I was able to capture this frame using a 140mm focal length, and it's pretty much uncropped. In order to get those lovely colours in the sky on the horizon, I needed to blend back a darker exposure of the same RAW file using luminosity masks. I hope you like it!

Nikon D800
Nikkor 70-200mm f2.8 VR-II @ 140mm
f4.0 | 1/200 SS | ISO-560

Do click on the photo to view it properly.

Morkel Erasmus

Thursday 12 September 2013

Kruger: December 2009 (Part 6)

Okay, so it was starting to drizzle again...

As we got to around the next bend in the road - we were faced with this sight!

We got to spend more than an hour all alone with these wet kitties in the lush green bush as the rain fell softly all around...magic!

Suddenly, presumably hearing something (potential prey?), the whole pride shot up like a bullet from a gun and ran into the bushes. We stuck around for about 15 minutes but couldn't see far enough into the bushes to ascertain which direction they were taking. We moved on...and found this cute Common Duiker.

Our drive would be completed by spending time with some of Kruger's famous big elephant bulls...

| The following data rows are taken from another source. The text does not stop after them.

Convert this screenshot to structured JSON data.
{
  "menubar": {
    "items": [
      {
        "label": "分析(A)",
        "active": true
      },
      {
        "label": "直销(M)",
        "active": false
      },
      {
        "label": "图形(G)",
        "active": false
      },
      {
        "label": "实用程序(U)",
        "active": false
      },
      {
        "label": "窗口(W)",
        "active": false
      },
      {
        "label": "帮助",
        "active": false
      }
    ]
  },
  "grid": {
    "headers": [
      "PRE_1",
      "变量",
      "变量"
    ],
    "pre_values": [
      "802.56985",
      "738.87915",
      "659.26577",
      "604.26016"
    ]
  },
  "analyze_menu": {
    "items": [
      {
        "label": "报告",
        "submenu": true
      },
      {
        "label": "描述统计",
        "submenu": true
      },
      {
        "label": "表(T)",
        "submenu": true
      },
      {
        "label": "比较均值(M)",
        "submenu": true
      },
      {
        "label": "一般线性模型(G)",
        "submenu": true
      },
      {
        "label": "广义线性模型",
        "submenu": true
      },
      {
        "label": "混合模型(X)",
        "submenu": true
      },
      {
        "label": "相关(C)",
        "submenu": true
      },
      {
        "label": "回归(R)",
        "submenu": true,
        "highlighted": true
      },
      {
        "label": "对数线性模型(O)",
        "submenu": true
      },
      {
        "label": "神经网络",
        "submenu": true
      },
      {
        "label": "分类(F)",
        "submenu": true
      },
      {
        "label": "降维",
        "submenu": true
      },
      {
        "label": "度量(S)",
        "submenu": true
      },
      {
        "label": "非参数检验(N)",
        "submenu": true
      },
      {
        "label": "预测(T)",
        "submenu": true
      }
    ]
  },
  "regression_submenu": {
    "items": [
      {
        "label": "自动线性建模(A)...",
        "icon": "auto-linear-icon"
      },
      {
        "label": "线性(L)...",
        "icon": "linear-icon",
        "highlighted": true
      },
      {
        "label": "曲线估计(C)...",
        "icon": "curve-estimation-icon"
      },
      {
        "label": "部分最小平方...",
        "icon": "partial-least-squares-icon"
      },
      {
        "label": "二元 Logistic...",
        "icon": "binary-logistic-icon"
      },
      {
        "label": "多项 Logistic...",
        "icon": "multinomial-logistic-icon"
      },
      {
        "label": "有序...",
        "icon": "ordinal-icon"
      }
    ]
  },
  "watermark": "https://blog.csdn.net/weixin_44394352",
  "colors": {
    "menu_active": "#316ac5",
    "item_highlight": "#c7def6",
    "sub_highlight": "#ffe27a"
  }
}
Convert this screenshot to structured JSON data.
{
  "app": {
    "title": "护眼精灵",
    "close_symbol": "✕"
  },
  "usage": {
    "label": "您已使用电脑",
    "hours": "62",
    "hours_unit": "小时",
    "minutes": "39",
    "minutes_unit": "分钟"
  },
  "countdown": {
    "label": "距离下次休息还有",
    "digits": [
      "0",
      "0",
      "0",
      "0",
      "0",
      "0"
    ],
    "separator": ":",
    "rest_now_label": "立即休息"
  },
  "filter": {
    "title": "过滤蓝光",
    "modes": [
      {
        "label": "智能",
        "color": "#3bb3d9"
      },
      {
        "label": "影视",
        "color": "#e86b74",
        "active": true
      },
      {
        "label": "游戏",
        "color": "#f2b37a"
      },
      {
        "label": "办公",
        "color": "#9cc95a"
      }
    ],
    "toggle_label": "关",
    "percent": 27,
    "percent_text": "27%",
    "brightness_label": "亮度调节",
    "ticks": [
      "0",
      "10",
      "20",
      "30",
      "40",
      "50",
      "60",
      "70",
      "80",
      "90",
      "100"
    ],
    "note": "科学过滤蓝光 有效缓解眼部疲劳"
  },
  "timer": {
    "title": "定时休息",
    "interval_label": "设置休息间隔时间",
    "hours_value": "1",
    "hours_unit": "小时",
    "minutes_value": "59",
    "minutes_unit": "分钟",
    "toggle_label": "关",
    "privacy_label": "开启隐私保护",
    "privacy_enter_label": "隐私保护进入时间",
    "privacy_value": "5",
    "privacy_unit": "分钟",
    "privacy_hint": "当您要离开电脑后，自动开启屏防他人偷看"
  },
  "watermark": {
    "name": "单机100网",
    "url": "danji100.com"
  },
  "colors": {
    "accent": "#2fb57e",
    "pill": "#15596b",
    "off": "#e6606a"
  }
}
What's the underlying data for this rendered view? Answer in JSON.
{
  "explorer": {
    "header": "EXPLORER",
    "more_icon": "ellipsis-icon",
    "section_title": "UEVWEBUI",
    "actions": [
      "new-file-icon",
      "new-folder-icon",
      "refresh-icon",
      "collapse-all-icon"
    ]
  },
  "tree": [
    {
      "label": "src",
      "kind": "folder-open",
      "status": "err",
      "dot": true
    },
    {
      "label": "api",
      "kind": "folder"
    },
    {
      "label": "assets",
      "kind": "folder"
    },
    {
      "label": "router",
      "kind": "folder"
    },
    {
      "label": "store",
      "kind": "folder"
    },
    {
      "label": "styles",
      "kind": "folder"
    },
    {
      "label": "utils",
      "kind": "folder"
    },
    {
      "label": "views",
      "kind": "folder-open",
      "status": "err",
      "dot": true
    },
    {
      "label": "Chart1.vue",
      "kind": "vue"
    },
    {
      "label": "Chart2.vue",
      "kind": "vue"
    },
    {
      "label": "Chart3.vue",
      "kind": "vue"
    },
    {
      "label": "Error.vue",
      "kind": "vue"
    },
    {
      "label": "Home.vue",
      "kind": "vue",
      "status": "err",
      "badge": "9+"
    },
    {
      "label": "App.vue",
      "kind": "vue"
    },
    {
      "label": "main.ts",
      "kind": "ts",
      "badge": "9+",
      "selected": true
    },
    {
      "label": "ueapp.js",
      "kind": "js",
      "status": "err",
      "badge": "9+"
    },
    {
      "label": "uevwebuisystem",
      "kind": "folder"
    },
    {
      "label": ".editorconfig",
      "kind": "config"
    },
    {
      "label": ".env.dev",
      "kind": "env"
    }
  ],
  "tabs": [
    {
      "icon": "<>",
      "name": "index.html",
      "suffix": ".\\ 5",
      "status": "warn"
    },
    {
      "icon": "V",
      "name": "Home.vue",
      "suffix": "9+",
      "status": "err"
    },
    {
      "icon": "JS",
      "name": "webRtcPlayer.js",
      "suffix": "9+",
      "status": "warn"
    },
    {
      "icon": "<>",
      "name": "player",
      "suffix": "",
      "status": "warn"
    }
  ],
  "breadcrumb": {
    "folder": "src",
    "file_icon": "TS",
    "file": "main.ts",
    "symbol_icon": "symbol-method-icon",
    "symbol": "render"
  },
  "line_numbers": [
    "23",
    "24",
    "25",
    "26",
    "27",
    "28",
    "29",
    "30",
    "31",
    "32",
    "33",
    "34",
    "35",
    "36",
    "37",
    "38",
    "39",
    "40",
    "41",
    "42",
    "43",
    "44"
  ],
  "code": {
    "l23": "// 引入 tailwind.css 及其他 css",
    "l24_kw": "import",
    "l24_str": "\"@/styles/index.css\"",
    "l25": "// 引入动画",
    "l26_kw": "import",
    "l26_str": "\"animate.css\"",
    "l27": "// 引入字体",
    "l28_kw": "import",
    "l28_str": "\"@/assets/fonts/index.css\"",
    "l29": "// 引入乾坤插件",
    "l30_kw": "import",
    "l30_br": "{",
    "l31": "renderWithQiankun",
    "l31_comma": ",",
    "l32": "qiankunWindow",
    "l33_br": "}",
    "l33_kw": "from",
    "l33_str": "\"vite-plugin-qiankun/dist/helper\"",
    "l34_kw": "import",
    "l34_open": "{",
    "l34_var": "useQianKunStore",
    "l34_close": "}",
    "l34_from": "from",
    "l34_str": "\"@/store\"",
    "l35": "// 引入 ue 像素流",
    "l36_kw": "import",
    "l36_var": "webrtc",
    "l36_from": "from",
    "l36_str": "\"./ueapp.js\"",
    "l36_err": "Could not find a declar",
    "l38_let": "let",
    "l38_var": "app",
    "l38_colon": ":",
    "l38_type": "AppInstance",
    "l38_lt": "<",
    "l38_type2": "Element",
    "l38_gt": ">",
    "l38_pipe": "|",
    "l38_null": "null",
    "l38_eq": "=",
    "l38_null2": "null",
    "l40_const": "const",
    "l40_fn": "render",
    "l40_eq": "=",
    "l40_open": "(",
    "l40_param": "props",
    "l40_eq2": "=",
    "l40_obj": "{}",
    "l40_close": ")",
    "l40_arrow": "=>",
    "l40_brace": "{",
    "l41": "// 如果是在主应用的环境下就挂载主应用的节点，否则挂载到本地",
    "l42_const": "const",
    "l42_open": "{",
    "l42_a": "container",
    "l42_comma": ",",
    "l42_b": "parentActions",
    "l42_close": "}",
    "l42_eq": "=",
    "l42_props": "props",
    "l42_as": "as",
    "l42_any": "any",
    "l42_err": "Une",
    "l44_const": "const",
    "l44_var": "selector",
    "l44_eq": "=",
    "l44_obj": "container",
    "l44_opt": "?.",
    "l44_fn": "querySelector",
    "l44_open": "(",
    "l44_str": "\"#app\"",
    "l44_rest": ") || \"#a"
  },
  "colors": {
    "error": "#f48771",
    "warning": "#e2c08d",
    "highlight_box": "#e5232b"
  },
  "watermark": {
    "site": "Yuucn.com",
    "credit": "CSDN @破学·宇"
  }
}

The weather was getting even more gloomy as we crossed the Shingwedzi river and headed back to camp for some lazy time... be continued...

Sunday 1 September 2013

Kruger: December 2009 (Part 5)

Let's carry on, shall we??

During our time of rest in the Shingwedzi camp, I photographed this woodpecker around our chalet...

We were going on an official Sanparks sunset drive that afternoon, and it proved to be an afternoon for the birds. As we left on our drive we saw this endangered Saddle-billed Stork... well as this migrant Broad-billed Roller...

How about this Verreaux's Eagle Owl?

And this Woodland Kingfisher?

All these lovely birds were seen on the short 3km drive from Shingwedzi camp to the main link road between the central and northern parts of Kruger...

We headed north to the Mphongolo river road, and had a beautiful yet quiet drive. This Sharpe's Grysbok was a highlight.

We also came across some Open-billed Storks in a muddy pan...

As it got dark and we were on our way back to camp, we came across this cute Flap-necked Chameleon...

We got home, made haste to get our meat on the "braai" (grill) and get into bed for another early morning drive.

The next morning we got up to an overcast sky and a light drizzle in the air. Needless to say the temptation was great to have a late snooze in...but we resisted it and braved the gloomy weather by heading out of the gate. It seemed that everyone else in camp was doing the "lying low" thing we were tempted by. We would be so glad we went out, though!!

We headed north - I wanted to drive the lovely Mphongolo loop again as it wound through the lush riverine forest along hte Mphongolo river.

First up - the resident baboon troop.

Some mean-looking Buffalo boys...

As we turned onto the Mphongolo loop we saw a Brown Snake Eagle...

We moved on and the road was quiet from here on in...until we passed the first link back to the main road, that is... this space!

Morkel Erasmus